What you need to do -> Every line of the data is to be output verbatim.

Record excerpts ->
^^^^^^^^

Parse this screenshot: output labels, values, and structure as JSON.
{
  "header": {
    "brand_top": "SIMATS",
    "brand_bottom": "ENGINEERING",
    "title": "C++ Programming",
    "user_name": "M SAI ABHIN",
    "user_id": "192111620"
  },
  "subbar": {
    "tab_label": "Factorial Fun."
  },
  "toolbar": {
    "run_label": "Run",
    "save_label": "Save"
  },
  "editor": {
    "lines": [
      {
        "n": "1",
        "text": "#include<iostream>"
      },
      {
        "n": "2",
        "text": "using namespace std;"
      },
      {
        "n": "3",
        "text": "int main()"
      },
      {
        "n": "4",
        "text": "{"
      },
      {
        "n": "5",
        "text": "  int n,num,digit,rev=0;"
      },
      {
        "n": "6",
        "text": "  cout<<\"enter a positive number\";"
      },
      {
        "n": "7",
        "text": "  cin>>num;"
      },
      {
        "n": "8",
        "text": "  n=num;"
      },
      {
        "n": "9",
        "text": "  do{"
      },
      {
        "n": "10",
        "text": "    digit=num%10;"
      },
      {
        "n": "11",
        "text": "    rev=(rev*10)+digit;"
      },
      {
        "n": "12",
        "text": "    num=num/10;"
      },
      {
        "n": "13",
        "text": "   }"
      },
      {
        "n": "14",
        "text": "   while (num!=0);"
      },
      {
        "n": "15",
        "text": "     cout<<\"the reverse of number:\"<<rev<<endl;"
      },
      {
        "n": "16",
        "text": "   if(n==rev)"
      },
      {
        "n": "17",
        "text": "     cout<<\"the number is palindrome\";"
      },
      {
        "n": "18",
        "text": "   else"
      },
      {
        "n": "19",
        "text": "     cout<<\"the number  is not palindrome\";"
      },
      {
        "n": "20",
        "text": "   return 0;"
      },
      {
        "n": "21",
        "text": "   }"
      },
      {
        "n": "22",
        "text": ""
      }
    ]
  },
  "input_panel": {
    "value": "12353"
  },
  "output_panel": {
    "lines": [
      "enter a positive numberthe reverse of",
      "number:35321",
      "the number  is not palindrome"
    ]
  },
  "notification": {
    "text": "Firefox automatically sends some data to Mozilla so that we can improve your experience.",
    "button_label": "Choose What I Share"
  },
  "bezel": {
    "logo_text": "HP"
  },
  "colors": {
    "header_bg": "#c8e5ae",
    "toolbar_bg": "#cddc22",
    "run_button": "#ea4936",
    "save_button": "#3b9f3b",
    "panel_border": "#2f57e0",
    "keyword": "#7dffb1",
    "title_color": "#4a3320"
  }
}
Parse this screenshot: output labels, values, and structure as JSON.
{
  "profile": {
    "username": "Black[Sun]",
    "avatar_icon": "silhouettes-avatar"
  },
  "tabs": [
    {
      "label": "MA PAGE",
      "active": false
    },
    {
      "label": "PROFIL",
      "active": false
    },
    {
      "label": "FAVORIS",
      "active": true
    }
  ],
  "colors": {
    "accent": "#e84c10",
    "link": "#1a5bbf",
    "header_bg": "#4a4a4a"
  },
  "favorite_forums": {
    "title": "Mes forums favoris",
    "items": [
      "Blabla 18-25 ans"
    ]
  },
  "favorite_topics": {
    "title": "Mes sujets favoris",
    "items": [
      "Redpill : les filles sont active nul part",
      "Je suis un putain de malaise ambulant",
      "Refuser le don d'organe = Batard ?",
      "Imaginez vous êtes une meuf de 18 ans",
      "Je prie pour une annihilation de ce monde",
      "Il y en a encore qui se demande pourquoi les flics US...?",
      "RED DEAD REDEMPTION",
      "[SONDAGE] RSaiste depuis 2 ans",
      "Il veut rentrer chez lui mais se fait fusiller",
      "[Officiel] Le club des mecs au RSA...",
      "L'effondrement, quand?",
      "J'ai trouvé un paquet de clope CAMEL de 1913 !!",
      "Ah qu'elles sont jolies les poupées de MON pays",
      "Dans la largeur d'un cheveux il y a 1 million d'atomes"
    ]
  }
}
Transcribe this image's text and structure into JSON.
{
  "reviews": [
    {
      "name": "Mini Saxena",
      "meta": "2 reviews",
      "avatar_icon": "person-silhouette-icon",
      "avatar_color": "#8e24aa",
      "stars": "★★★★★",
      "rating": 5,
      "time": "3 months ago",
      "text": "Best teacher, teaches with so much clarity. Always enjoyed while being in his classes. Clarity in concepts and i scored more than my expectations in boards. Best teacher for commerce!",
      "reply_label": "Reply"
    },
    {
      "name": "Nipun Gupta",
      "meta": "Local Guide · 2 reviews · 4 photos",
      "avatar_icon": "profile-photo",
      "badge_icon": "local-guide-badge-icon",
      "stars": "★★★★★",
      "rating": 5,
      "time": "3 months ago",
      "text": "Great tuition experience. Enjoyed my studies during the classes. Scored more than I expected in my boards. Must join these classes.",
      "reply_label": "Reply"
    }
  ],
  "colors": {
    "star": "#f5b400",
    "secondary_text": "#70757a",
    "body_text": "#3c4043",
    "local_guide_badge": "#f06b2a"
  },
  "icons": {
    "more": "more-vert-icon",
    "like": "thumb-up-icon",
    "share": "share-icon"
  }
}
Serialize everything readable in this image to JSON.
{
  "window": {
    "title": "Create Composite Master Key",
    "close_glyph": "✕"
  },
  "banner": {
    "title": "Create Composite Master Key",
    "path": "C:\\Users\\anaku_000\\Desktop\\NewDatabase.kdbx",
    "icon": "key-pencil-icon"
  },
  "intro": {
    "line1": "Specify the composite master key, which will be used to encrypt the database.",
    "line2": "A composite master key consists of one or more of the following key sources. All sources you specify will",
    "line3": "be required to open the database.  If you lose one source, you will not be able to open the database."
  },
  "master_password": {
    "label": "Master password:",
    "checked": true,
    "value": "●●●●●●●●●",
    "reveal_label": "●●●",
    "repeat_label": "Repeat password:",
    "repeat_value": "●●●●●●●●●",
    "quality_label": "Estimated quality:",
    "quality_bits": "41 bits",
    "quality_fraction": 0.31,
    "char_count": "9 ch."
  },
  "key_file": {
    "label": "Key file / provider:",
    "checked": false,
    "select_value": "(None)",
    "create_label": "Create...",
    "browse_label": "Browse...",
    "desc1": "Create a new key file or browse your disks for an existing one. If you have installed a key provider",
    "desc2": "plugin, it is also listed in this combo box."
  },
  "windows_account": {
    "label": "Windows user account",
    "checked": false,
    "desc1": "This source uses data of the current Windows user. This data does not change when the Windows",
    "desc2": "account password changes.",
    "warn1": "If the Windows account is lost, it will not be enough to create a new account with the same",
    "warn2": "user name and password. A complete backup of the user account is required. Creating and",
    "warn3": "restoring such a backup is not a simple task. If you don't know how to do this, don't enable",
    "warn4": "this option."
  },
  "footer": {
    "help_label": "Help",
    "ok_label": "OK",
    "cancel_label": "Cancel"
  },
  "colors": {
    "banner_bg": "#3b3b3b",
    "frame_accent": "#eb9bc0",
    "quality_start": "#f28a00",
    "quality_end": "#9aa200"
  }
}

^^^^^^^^

Exercise answer ->
Parse this screenshot: output labels, values, and structure as JSON.
{
  "header": {
    "brand_top": "SIMATS",
    "brand_bottom": "ENGINEERING",
    "title": "C++ Programming",
    "user_name": "M SAI ABHIN",
    "user_id": "192111620"
  },
  "subbar": {
    "tab_label": "Factorial Fun."
  },
  "toolbar": {
    "run_label": "Run",
    "save_label": "Save"
  },
  "editor": {
    "lines": [
      {
        "n": "1",
        "text": "#include<iostream>"
      },
      {
        "n": "2",
        "text": "using namespace std;"
      },
      {
        "n": "3",
        "text": "int main()"
      },
      {
        "n": "4",
        "text": "{"
      },
      {
        "n": "5",
        "text": "  int n,num,digit,rev=0;"
      },
      {
        "n": "6",
        "text": "  cout<<\"enter a positive number\";"
      },
      {
        "n": "7",
        "text": "  cin>>num;"
      },
      {
        "n": "8",
        "text": "  n=num;"
      },
      {
        "n": "9",
        "text": "  do{"
      },
      {
        "n": "10",
        "text": "    digit=num%10;"
      },
      {
        "n": "11",
        "text": "    rev=(rev*10)+digit;"
      },
      {
        "n": "12",
        "text": "    num=num/10;"
      },
      {
        "n": "13",
        "text": "   }"
      },
      {
        "n": "14",
        "text": "   while (num!=0);"
      },
      {
        "n": "15",
        "text": "     cout<<\"the reverse of number:\"<<rev<<endl;"
      },
      {
        "n": "16",
        "text": "   if(n==rev)"
      },
      {
        "n": "17",
        "text": "     cout<<\"the number is palindrome\";"
      },
      {
        "n": "18",
        "text": "   else"
      },
      {
        "n": "19",
        "text": "     cout<<\"the number  is not palindrome\";"
      },
      {
        "n": "20",
        "text": "   return 0;"
      },
      {
        "n": "21",
        "text": "   }"
      },
      {
        "n": "22",
        "text": ""
      }
    ]
  },
  "input_panel": {
    "value": "12353"
  },
  "output_panel": {
    "lines": [
      "enter a positive numberthe reverse of",
      "number:35321",
      "the number  is not palindrome"
    ]
  },
  "notification": {
    "text": "Firefox automatically sends some data to Mozilla so that we can improve your experience.",
    "button_label": "Choose What I Share"
  },
  "bezel": {
    "logo_text": "HP"
  },
  "colors": {
    "header_bg": "#c8e5ae",
    "toolbar_bg": "#cddc22",
    "run_button": "#ea4936",
    "save_button": "#3b9f3b",
    "panel_border": "#2f57e0",
    "keyword": "#7dffb1",
    "title_color": "#4a3320"
  }
}
Parse this screenshot: output labels, values, and structure as JSON.
{
  "profile": {
    "username": "Black[Sun]",
    "avatar_icon": "silhouettes-avatar"
  },
  "tabs": [
    {
      "label": "MA PAGE",
      "active": false
    },
    {
      "label": "PROFIL",
      "active": false
    },
    {
      "label": "FAVORIS",
      "active": true
    }
  ],
  "colors": {
    "accent": "#e84c10",
    "link": "#1a5bbf",
    "header_bg": "#4a4a4a"
  },
  "favorite_forums": {
    "title": "Mes forums favoris",
    "items": [
      "Blabla 18-25 ans"
    ]
  },
  "favorite_topics": {
    "title": "Mes sujets favoris",
    "items": [
      "Redpill : les filles sont active nul part",
      "Je suis un putain de malaise ambulant",
      "Refuser le don d'organe = Batard ?",
      "Imaginez vous êtes une meuf de 18 ans",
      "Je prie pour une annihilation de ce monde",
      "Il y en a encore qui se demande pourquoi les flics US...?",
      "RED DEAD REDEMPTION",
      "[SONDAGE] RSaiste depuis 2 ans",
      "Il veut rentrer chez lui mais se fait fusiller",
      "[Officiel] Le club des mecs au RSA...",
      "L'effondrement, quand?",
      "J'ai trouvé un paquet de clope CAMEL de 1913 !!",
      "Ah qu'elles sont jolies les poupées de MON pays",
      "Dans la largeur d'un cheveux il y a 1 million d'atomes"
    ]
  }
}
Transcribe this image's text and structure into JSON.
{
  "reviews": [
    {
      "name": "Mini Saxena",
      "meta": "2 reviews",
      "avatar_icon": "person-silhouette-icon",
      "avatar_color": "#8e24aa",
      "stars": "★★★★★",
      "rating": 5,
      "time": "3 months ago",
      "text": "Best teacher, teaches with so much clarity. Always enjoyed while being in his classes. Clarity in concepts and i scored more than my expectations in boards. Best teacher for commerce!",
      "reply_label": "Reply"
    },
    {
      "name": "Nipun Gupta",
      "meta": "Local Guide · 2 reviews · 4 photos",
      "avatar_icon": "profile-photo",
      "badge_icon": "local-guide-badge-icon",
      "stars": "★★★★★",
      "rating": 5,
      "time": "3 months ago",
      "text": "Great tuition experience. Enjoyed my studies during the classes. Scored more than I expected in my boards. Must join these classes.",
      "reply_label": "Reply"
    }
  ],
  "colors": {
    "star": "#f5b400",
    "secondary_text": "#70757a",
    "body_text": "#3c4043",
    "local_guide_badge": "#f06b2a"
  },
  "icons": {
    "more": "more-vert-icon",
    "like": "thumb-up-icon",
    "share": "share-icon"
  }
}
Serialize everything readable in this image to JSON.
{
  "window": {
    "title": "Create Composite Master Key",
    "close_glyph": "✕"
  },
  "banner": {
    "title": "Create Composite Master Key",
    "path": "C:\\Users\\anaku_000\\Desktop\\NewDatabase.kdbx",
    "icon": "key-pencil-icon"
  },
  "intro": {
    "line1": "Specify the composite master key, which will be used to encrypt the database.",
    "line2": "A composite master key consists of one or more of the following key sources. All sources you specify will",
    "line3": "be required to open the database.  If you lose one source, you will not be able to open the database."
  },
  "master_password": {
    "label": "Master password:",
    "checked": true,
    "value": "●●●●●●●●●",
    "reveal_label": "●●●",
    "repeat_label": "Repeat password:",
    "repeat_value": "●●●●●●●●●",
    "quality_label": "Estimated quality:",
    "quality_bits": "41 bits",
    "quality_fraction": 0.31,
    "char_count": "9 ch."
  },
  "key_file": {
    "label": "Key file / provider:",
    "checked": false,
    "select_value": "(None)",
    "create_label": "Create...",
    "browse_label": "Browse...",
    "desc1": "Create a new key file or browse your disks for an existing one. If you have installed a key provider",
    "desc2": "plugin, it is also listed in this combo box."
  },
  "windows_account": {
    "label": "Windows user account",
    "checked": false,
    "desc1": "This source uses data of the current Windows user. This data does not change when the Windows",
    "desc2": "account password changes.",
    "warn1": "If the Windows account is lost, it will not be enough to create a new account with the same",
    "warn2": "user name and password. A complete backup of the user account is required. Creating and",
    "warn3": "restoring such a backup is not a simple task. If you don't know how to do this, don't enable",
    "warn4": "this option."
  },
  "footer": {
    "help_label": "Help",
    "ok_label": "OK",
    "cancel_label": "Cancel"
  },
  "colors": {
    "banner_bg": "#3b3b3b",
    "frame_accent": "#eb9bc0",
    "quality_start": "#f28a00",
    "quality_end": "#9aa200"
  }
}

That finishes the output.